In laying groundwork for a successful business career, it helps to become a religious leader at age 12.
That’s when Mormon boys receive the first mantle of authority as deacons in the Church of Jesus Christ of Latter-day Saints (LDS), which has no professional clergy but vests ordinary people with religious duties, at young ages. Boys conduct meetings, raise money, and give talks for adult crowds while they’re still settling into middle school.
Shouldering responsibility from childhood, according to scholars and observers, helps account for extraordinary success among executives such as Mitt Romney, who built a fortune in venture capital before seeking the GOP presidential nomination.
Romney, at the very least, has been steeped in this culture and has personally shown an interest in popular achievement philosophies.

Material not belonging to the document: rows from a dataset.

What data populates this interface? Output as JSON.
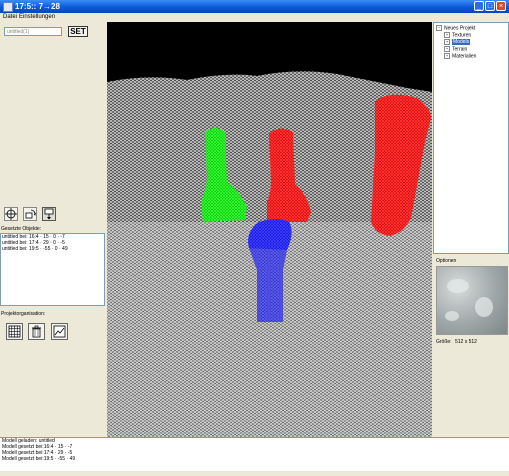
{
  "window": {
    "title": "17:5:: 7→28"
  },
  "menu": [
    "Datei",
    "Einstellungen"
  ],
  "left": {
    "name_input_value": "untitled(1)",
    "set_label": "SET",
    "placed_objects_label": "Gesetzte Objekte:",
    "placed_objects": [
      "untitled bei: 16:4 · 15 · 0 · -7",
      "untitled bei: 17:4 · 29 · 0 · -5",
      "untitled bei: 19:5 · -55 · 0 · 49"
    ],
    "project_org_label": "Projektorganisation:"
  },
  "tree": {
    "root": "Neues Projekt",
    "children": [
      "Texturen",
      "Models",
      "Terrain",
      "Materialien"
    ],
    "selected": "Models"
  },
  "options": {
    "title": "Optionen",
    "size_label": "Größe:",
    "size_value": "512 x 512"
  },
  "log": [
    "Modell geladen: untitled",
    "Modell gesetzt bei:16:4 · 15 · -7",
    "Modell gesetzt bei:17:4 · 29 · -5",
    "Modell gesetzt bei:19:5 · -55 · 49"
  ],
  "colors": {
    "model_green": "#00ff00",
    "model_red": "#ff0000",
    "model_blue": "#1a1aff",
    "terrain_wire": "#e8e8e8",
    "selection_blue": "#316ac5"
  },
  "icons": {
    "crosshair": "move-crosshair-icon",
    "rotate": "rotate-object-icon",
    "place": "place-object-icon",
    "grid": "grid-icon",
    "delete": "trash-icon",
    "graph": "graph-icon"
  }
}
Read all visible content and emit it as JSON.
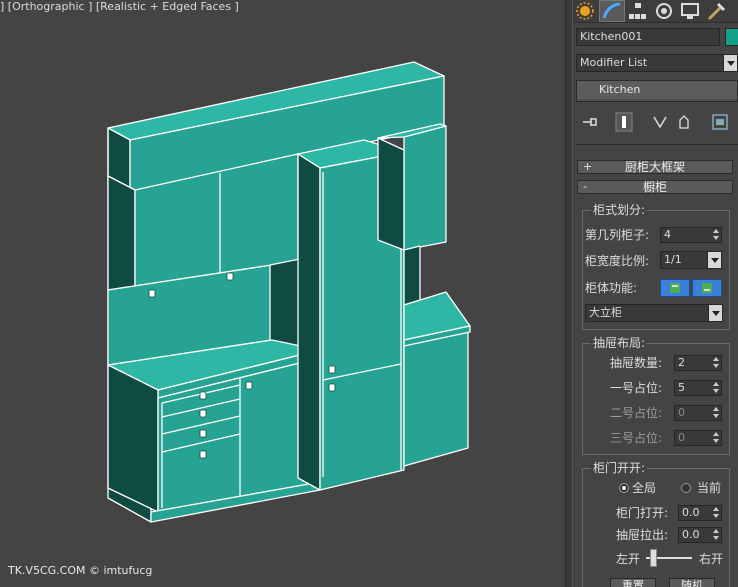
{
  "viewport": {
    "label": "] [Orthographic ] [Realistic + Edged Faces ]",
    "watermark": "TK.V5CG.COM © imtufucg"
  },
  "command_panel": {
    "tabs": [
      {
        "icon": "create-icon"
      },
      {
        "icon": "modify-icon",
        "active": true
      },
      {
        "icon": "hierarchy-icon"
      },
      {
        "icon": "motion-icon"
      },
      {
        "icon": "display-icon"
      },
      {
        "icon": "utilities-icon"
      }
    ],
    "object_name": "Kitchen001",
    "object_color": "#12a08a",
    "modifier_list": "Modifier List",
    "stack_item": "Kitchen",
    "rollout_frame": {
      "sign": "+",
      "title": "厨柜大框架"
    },
    "rollout_cabinet": {
      "sign": "-",
      "title": "橱柜"
    },
    "cabinet_division": {
      "title": "柜式划分:",
      "column_label": "第几列柜子:",
      "column_value": "4",
      "width_ratio_label": "柜宽度比例:",
      "width_ratio_value": "1/1",
      "function_label": "柜体功能:",
      "cabinet_type": "大立柜"
    },
    "drawer_layout": {
      "title": "抽屉布局:",
      "count_label": "抽屉数量:",
      "count_value": "2",
      "slot1_label": "一号占位:",
      "slot1_value": "5",
      "slot2_label": "二号占位:",
      "slot2_value": "0",
      "slot3_label": "三号占位:",
      "slot3_value": "0"
    },
    "door_open": {
      "title": "柜门开开:",
      "radio_global": "全局",
      "radio_current": "当前",
      "door_label": "柜门打开:",
      "door_value": "0.0",
      "drawer_label": "抽屉拉出:",
      "drawer_value": "0.0",
      "left_label": "左开",
      "right_label": "右开",
      "reset_button": "重置",
      "random_button": "随机"
    }
  },
  "colors": {
    "cabinet_face": "#26a393",
    "cabinet_side": "#0f4b42",
    "cabinet_top": "#2eb8a6",
    "edge": "#ffffff",
    "viewport_bg": "#444444"
  }
}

Taken together they form a sort of teleology, the end of which is a paragon of Perfected Man, a cosmic CEO if you will. I know very little about Mormonism, so I don’t want to go through the Book of Mormon and pick out verses that support these ideas. Suffice it to say that like many Christians, I find the account of Jesus Christ found there to be completely incompatible with the one in the Bible. But I think it’s fair to say that the Mormon culture of clean living–perfectionism, if you’re feeling less charitable–is not unrelated to these ideas.
If one believes that a level of perfection deserving of planetary dominion can be achieved, then the world will contain a small number of virtuous people that are somewhere close, and a huge number that fail. This explains the parochialism of the Mormon church, and the psychological damage of ex-Mormons who have failed to live up to the church’s high standards. It’s a convenient belief system for a hedge fund executive. It also represents a major break with traditional Christian theology in which everyone’s a sinner and redemption can only come through grace.
What I’m saying is Mitt Romney needs a sense of the reality of sin. Maybe a Roman Catholic VP pick like Bob McDonnell or Chris Christie would help. As Noah pointed out yesterday, Romney has a weird inability to express remorse. He suggests that there’s some Mormon way of expressing it that we’re not picking up on, but I’m not so sure. What if it’s just a belief system that tends to ignore the fallenness of Man?